Yule Eve brought their yearly journey into the forest behind Gryphon Park Manor to find next year’s Yule Log. This was followed by smearing butter on the outer lintels for the returning sun to melt—so the sun would have the sustenance it needed to burn more brightly again—and the moonlit Yule Buck procession, as Rachel and the other children from Gryphon-on-Dart paraded from house to house carrying the last wheat stalk of the harvest. They sang songs that honored the returning sun and the god Thor; while the houses they visited rewarded them with candied fruit and mulled cider.
Upon coming home, the duke and duchess threw three burning coals into a barrel of water, and nobles and servants alike washed hands and feet there. Then, they all donned new garments, never before worn—ensuring that neither troll or trow would trouble them during the year to follow. And, of course, they played snapdragon and, as always, Rachel singed her fingers trying to steal raisins from the blue flames of the burning brandy. She recalled Gaius scoffing that no one ever burnt their fingers at snapdragon and smiled sadly.
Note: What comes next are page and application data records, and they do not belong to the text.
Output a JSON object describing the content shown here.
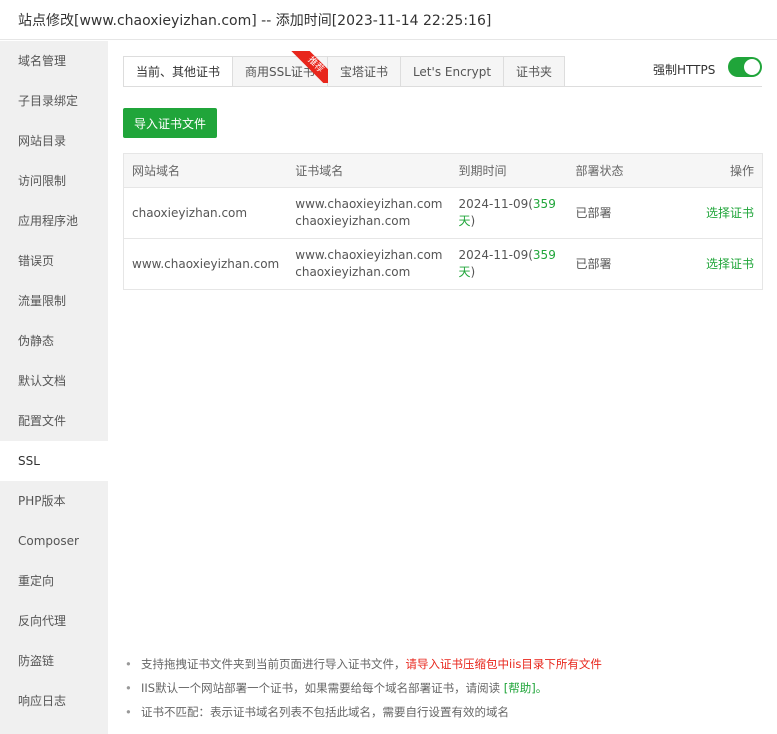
{
  "window": {
    "title": "站点修改[www.chaoxieyizhan.com] -- 添加时间[2023-11-14 22:25:16]"
  },
  "sidebar": {
    "items": [
      {
        "label": "域名管理"
      },
      {
        "label": "子目录绑定"
      },
      {
        "label": "网站目录"
      },
      {
        "label": "访问限制"
      },
      {
        "label": "应用程序池"
      },
      {
        "label": "错误页"
      },
      {
        "label": "流量限制"
      },
      {
        "label": "伪静态"
      },
      {
        "label": "默认文档"
      },
      {
        "label": "配置文件"
      },
      {
        "label": "SSL"
      },
      {
        "label": "PHP版本"
      },
      {
        "label": "Composer"
      },
      {
        "label": "重定向"
      },
      {
        "label": "反向代理"
      },
      {
        "label": "防盗链"
      },
      {
        "label": "响应日志"
      }
    ],
    "active_index": 10
  },
  "tabs": [
    {
      "label": "当前、其他证书"
    },
    {
      "label": "商用SSL证书",
      "badge": "推荐"
    },
    {
      "label": "宝塔证书"
    },
    {
      "label": "Let's Encrypt"
    },
    {
      "label": "证书夹"
    }
  ],
  "force_https": {
    "label": "强制HTTPS",
    "enabled": true
  },
  "import_button": {
    "label": "导入证书文件"
  },
  "table": {
    "headers": [
      "网站域名",
      "证书域名",
      "到期时间",
      "部署状态",
      "操作"
    ],
    "rows": [
      {
        "site": "chaoxieyizhan.com",
        "cert1": "www.chaoxieyizhan.com",
        "cert2": "chaoxieyizhan.com",
        "expiry_date": "2024-11-09(",
        "days": "359",
        "day_unit": "天",
        "close": ")",
        "status": "已部署",
        "action": "选择证书"
      },
      {
        "site": "www.chaoxieyizhan.com",
        "cert1": "www.chaoxieyizhan.com",
        "cert2": "chaoxieyizhan.com",
        "expiry_date": "2024-11-09(",
        "days": "359",
        "day_unit": "天",
        "close": ")",
        "status": "已部署",
        "action": "选择证书"
      }
    ]
  },
  "notes": {
    "n1_text": "支持拖拽证书文件夹到当前页面进行导入证书文件，",
    "n1_red": "请导入证书压缩包中iis目录下所有文件",
    "n2_text": "IIS默认一个网站部署一个证书，如果需要给每个域名部署证书，请阅读 ",
    "n2_help": "[帮助]",
    "n2_end": "。",
    "n3_text": "证书不匹配：表示证书域名列表不包括此域名，需要自行设置有效的域名"
  },
  "colors": {
    "accent": "#20a53a",
    "warning": "#e8261c",
    "sidebar_bg": "#f0f0f0"
  }
}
Then deep into the night came Candle Dark, when every light in the mansion must be extinguished. This period of darkness was one of Rachel’s favorite times all year. After the hour of Candle Dark, the winter lamps were lit and placed in windows, where they would keep burning until the spring equinox. Candle Dark was the one hour all year when the Vestal Virgins extinguished their fires.
Read continue reading in The Awful Truth About ForgettingOriginally posted to Welcome to Arhyalon. (link)
Tags: gryphon park, l. jagi lamplighter, rachel griffin, the awful truth about forgetting, yule eve